=> reduce the effort required to locate and interact with the “right people”

  1. Conway’s Second Law: Remember the process is continually repeating.

    => Continuous Delivery

    The core concept of making small frequent changes, and testing at every step, reduces the risk inherent in deploying new code.

    Jez Humble

    => Support continuous processes

    • Implement small changes
    • Test immediately
    • Deploy constantly

    => Shorten the feedback loop as much as possible.

  2. Conway’s Third Law: Organize teams in order to achieve the desired system.

    => Microservices

    Organized around business capabilities (because Conway’s Law).

    Productions, not Projects.

    – James Lewis & Martin Fowler, Microservices, 2014

    => Organize teams by product or Business Unit

    • Combine design, develop, test, & deploy
    • Include storage, business process, & UI
    • Allow teams autonomy within their boundary
    • Require teams to interoperate, not integrate

    => Make sure teams own their complete lifecycle.

  3. Conway’s Fourth Law: Keep your teams as small as necessary, but no smaller.

    => Sizing Teams

    If a team can’t be fed with two pizzas, it’s too big.

    – Jeff Bezos, Amazon

    => Make team as small as necessary

    • Resist urge to grow teams in response to deadlines
    • Consider Dunbar’s groups when sizing teams
    • Be prepared to break into smaller teams [=> Re-teaming and Allan Kelly’s “start small and grow”]

    => It’s better to be “too small” than to be “too big”.

Conway’s Lessons from 1967

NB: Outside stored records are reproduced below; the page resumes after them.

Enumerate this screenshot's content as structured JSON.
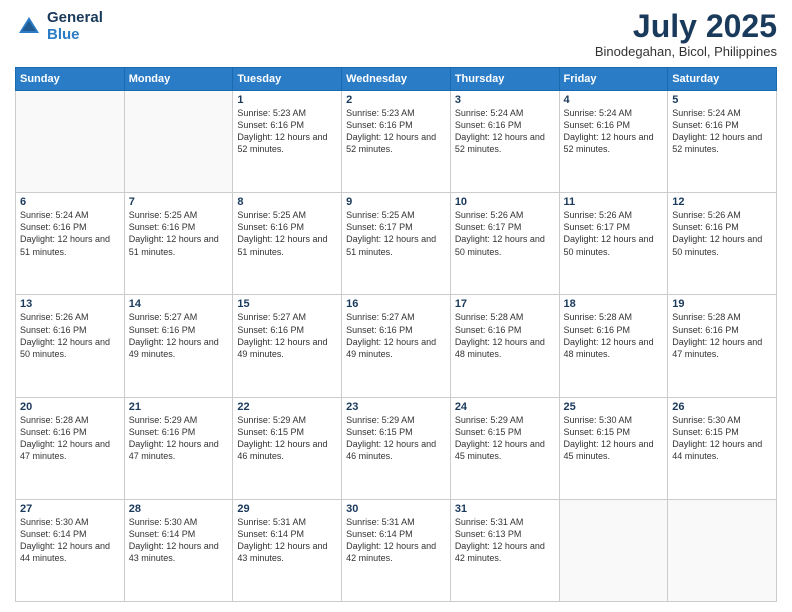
{
  "header": {
    "logo_general": "General",
    "logo_blue": "Blue",
    "month_year": "July 2025",
    "location": "Binodegahan, Bicol, Philippines"
  },
  "calendar": {
    "days_of_week": [
      "Sunday",
      "Monday",
      "Tuesday",
      "Wednesday",
      "Thursday",
      "Friday",
      "Saturday"
    ],
    "weeks": [
      [
        {
          "day": "",
          "info": ""
        },
        {
          "day": "",
          "info": ""
        },
        {
          "day": "1",
          "info": "Sunrise: 5:23 AM\nSunset: 6:16 PM\nDaylight: 12 hours and 52 minutes."
        },
        {
          "day": "2",
          "info": "Sunrise: 5:23 AM\nSunset: 6:16 PM\nDaylight: 12 hours and 52 minutes."
        },
        {
          "day": "3",
          "info": "Sunrise: 5:24 AM\nSunset: 6:16 PM\nDaylight: 12 hours and 52 minutes."
        },
        {
          "day": "4",
          "info": "Sunrise: 5:24 AM\nSunset: 6:16 PM\nDaylight: 12 hours and 52 minutes."
        },
        {
          "day": "5",
          "info": "Sunrise: 5:24 AM\nSunset: 6:16 PM\nDaylight: 12 hours and 52 minutes."
        }
      ],
      [
        {
          "day": "6",
          "info": "Sunrise: 5:24 AM\nSunset: 6:16 PM\nDaylight: 12 hours and 51 minutes."
        },
        {
          "day": "7",
          "info": "Sunrise: 5:25 AM\nSunset: 6:16 PM\nDaylight: 12 hours and 51 minutes."
        },
        {
          "day": "8",
          "info": "Sunrise: 5:25 AM\nSunset: 6:16 PM\nDaylight: 12 hours and 51 minutes."
        },
        {
          "day": "9",
          "info": "Sunrise: 5:25 AM\nSunset: 6:17 PM\nDaylight: 12 hours and 51 minutes."
        },
        {
          "day": "10",
          "info": "Sunrise: 5:26 AM\nSunset: 6:17 PM\nDaylight: 12 hours and 50 minutes."
        },
        {
          "day": "11",
          "info": "Sunrise: 5:26 AM\nSunset: 6:17 PM\nDaylight: 12 hours and 50 minutes."
        },
        {
          "day": "12",
          "info": "Sunrise: 5:26 AM\nSunset: 6:16 PM\nDaylight: 12 hours and 50 minutes."
        }
      ],
      [
        {
          "day": "13",
          "info": "Sunrise: 5:26 AM\nSunset: 6:16 PM\nDaylight: 12 hours and 50 minutes."
        },
        {
          "day": "14",
          "info": "Sunrise: 5:27 AM\nSunset: 6:16 PM\nDaylight: 12 hours and 49 minutes."
        },
        {
          "day": "15",
          "info": "Sunrise: 5:27 AM\nSunset: 6:16 PM\nDaylight: 12 hours and 49 minutes."
        },
        {
          "day": "16",
          "info": "Sunrise: 5:27 AM\nSunset: 6:16 PM\nDaylight: 12 hours and 49 minutes."
        },
        {
          "day": "17",
          "info": "Sunrise: 5:28 AM\nSunset: 6:16 PM\nDaylight: 12 hours and 48 minutes."
        },
        {
          "day": "18",
          "info": "Sunrise: 5:28 AM\nSunset: 6:16 PM\nDaylight: 12 hours and 48 minutes."
        },
        {
          "day": "19",
          "info": "Sunrise: 5:28 AM\nSunset: 6:16 PM\nDaylight: 12 hours and 47 minutes."
        }
      ],
      [
        {
          "day": "20",
          "info": "Sunrise: 5:28 AM\nSunset: 6:16 PM\nDaylight: 12 hours and 47 minutes."
        },
        {
          "day": "21",
          "info": "Sunrise: 5:29 AM\nSunset: 6:16 PM\nDaylight: 12 hours and 47 minutes."
        },
        {
          "day": "22",
          "info": "Sunrise: 5:29 AM\nSunset: 6:15 PM\nDaylight: 12 hours and 46 minutes."
        },
        {
          "day": "23",
          "info": "Sunrise: 5:29 AM\nSunset: 6:15 PM\nDaylight: 12 hours and 46 minutes."
        },
        {
          "day": "24",
          "info": "Sunrise: 5:29 AM\nSunset: 6:15 PM\nDaylight: 12 hours and 45 minutes."
        },
        {
          "day": "25",
          "info": "Sunrise: 5:30 AM\nSunset: 6:15 PM\nDaylight: 12 hours and 45 minutes."
        },
        {
          "day": "26",
          "info": "Sunrise: 5:30 AM\nSunset: 6:15 PM\nDaylight: 12 hours and 44 minutes."
        }
      ],
      [
        {
          "day": "27",
          "info": "Sunrise: 5:30 AM\nSunset: 6:14 PM\nDaylight: 12 hours and 44 minutes."
        },
        {
          "day": "28",
          "info": "Sunrise: 5:30 AM\nSunset: 6:14 PM\nDaylight: 12 hours and 43 minutes."
        },
        {
          "day": "29",
          "info": "Sunrise: 5:31 AM\nSunset: 6:14 PM\nDaylight: 12 hours and 43 minutes."
        },
        {
          "day": "30",
          "info": "Sunrise: 5:31 AM\nSunset: 6:14 PM\nDaylight: 12 hours and 42 minutes."
        },
        {
          "day": "31",
          "info": "Sunrise: 5:31 AM\nSunset: 6:13 PM\nDaylight: 12 hours and 42 minutes."
        },
        {
          "day": "",
          "info": ""
        },
        {
          "day": "",
          "info": ""
        }
      ]
    ]
  }
}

  1. Increase communications
  2. Support continuous process
  3. Organize teams by products
  4. Make teams as small as necessary